Citing PatentFiling datePublication dateApplicantTitle
US4131390 *Jun 27, 1977Dec 26, 1978The United States Of America As Represented By The Secretary Of The NavyCirculation controlled rotor blade
US4596512 *Aug 23, 1984Jun 24, 1986United Technologies CorporationCirculation controlled rotor blade tip vent valve
US4966526 *Jul 13, 1989Oct 30, 1990United Technologies CorporationMechanically actuated slot for circulation control rotor
US5791601 *Aug 22, 1995Aug 11, 1998Dancila; D. StefanApparatus and method for aerodynamic blowing control using smart materials
US5791875 *Sep 10, 1996Aug 11, 1998Mcdonnell Douglas Helicopter Co.Tip vortex reduction system
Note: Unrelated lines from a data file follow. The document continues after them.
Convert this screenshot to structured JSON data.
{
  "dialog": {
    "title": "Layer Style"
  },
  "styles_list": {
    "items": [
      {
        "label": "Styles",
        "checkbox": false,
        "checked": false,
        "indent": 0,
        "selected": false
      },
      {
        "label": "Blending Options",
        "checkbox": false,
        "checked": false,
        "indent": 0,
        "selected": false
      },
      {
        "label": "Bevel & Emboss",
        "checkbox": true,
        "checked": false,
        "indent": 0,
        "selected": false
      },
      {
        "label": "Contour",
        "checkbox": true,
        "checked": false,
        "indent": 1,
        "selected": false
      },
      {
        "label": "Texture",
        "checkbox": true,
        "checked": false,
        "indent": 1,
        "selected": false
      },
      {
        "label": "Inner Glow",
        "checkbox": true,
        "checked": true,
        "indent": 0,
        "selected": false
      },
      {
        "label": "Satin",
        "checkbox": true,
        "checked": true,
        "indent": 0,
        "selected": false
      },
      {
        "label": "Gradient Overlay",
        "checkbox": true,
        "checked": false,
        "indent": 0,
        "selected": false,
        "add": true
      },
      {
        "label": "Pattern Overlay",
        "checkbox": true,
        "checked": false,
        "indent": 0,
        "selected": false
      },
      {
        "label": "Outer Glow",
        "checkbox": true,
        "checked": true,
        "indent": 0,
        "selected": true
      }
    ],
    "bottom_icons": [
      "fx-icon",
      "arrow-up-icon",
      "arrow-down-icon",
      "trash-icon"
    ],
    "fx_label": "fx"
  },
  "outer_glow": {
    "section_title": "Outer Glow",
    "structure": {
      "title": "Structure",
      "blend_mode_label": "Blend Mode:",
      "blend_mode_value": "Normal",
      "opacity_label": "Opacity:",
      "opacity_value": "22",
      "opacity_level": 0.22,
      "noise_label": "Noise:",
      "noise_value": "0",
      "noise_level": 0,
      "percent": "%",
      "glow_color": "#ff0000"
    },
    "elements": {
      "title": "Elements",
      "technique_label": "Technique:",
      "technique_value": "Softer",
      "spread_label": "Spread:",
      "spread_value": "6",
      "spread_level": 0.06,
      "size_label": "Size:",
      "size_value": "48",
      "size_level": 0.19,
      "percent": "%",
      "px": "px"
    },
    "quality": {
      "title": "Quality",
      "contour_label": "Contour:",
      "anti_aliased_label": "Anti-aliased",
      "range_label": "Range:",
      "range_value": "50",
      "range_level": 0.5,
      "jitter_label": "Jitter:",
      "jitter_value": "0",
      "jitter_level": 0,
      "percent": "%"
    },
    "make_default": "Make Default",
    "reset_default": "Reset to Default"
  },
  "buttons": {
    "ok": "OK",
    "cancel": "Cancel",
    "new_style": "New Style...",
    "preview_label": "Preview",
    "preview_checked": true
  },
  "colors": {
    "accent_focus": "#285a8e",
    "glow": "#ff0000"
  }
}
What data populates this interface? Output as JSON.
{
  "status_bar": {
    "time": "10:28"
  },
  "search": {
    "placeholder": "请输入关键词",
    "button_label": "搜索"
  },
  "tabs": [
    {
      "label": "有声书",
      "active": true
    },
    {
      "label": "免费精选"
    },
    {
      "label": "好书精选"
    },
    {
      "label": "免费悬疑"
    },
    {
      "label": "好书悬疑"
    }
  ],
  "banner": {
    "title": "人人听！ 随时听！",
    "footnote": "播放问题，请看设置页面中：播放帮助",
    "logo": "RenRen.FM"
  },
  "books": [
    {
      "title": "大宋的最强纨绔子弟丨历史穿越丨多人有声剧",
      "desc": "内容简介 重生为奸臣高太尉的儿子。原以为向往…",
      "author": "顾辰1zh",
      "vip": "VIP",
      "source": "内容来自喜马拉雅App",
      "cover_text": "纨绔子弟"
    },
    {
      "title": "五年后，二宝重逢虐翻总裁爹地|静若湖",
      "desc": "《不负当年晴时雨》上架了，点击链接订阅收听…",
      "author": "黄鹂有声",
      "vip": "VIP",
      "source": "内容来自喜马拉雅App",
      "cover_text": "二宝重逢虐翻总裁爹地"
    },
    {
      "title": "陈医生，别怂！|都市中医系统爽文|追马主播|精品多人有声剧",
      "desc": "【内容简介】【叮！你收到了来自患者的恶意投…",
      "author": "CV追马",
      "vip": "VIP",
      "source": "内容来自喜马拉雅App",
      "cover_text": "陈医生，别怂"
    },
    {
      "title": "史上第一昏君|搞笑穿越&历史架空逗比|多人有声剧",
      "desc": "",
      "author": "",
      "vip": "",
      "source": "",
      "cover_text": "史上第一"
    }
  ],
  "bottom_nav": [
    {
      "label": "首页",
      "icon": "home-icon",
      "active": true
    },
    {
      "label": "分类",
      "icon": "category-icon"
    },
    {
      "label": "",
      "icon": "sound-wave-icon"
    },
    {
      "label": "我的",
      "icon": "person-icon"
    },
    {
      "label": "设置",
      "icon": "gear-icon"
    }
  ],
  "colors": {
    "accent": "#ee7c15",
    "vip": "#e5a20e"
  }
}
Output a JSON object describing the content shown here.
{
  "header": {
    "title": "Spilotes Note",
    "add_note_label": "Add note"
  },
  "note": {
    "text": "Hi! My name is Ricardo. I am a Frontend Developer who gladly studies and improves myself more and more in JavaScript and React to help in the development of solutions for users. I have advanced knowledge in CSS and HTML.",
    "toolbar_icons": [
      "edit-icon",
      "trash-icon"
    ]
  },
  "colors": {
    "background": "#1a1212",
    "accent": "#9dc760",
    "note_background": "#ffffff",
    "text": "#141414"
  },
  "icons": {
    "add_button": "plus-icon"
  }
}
US6478541Aug 16, 2001Nov 12, 2002The Boeing CompanyTapered/segmented flaps for rotor blade-vortex interaction (BVI) noise and vibration reduction
U.S. Classification416/20.00R, 416/90.00A
International ClassificationB64C27/32
Cooperative ClassificationB64C27/325
European ClassificationB64C27/32C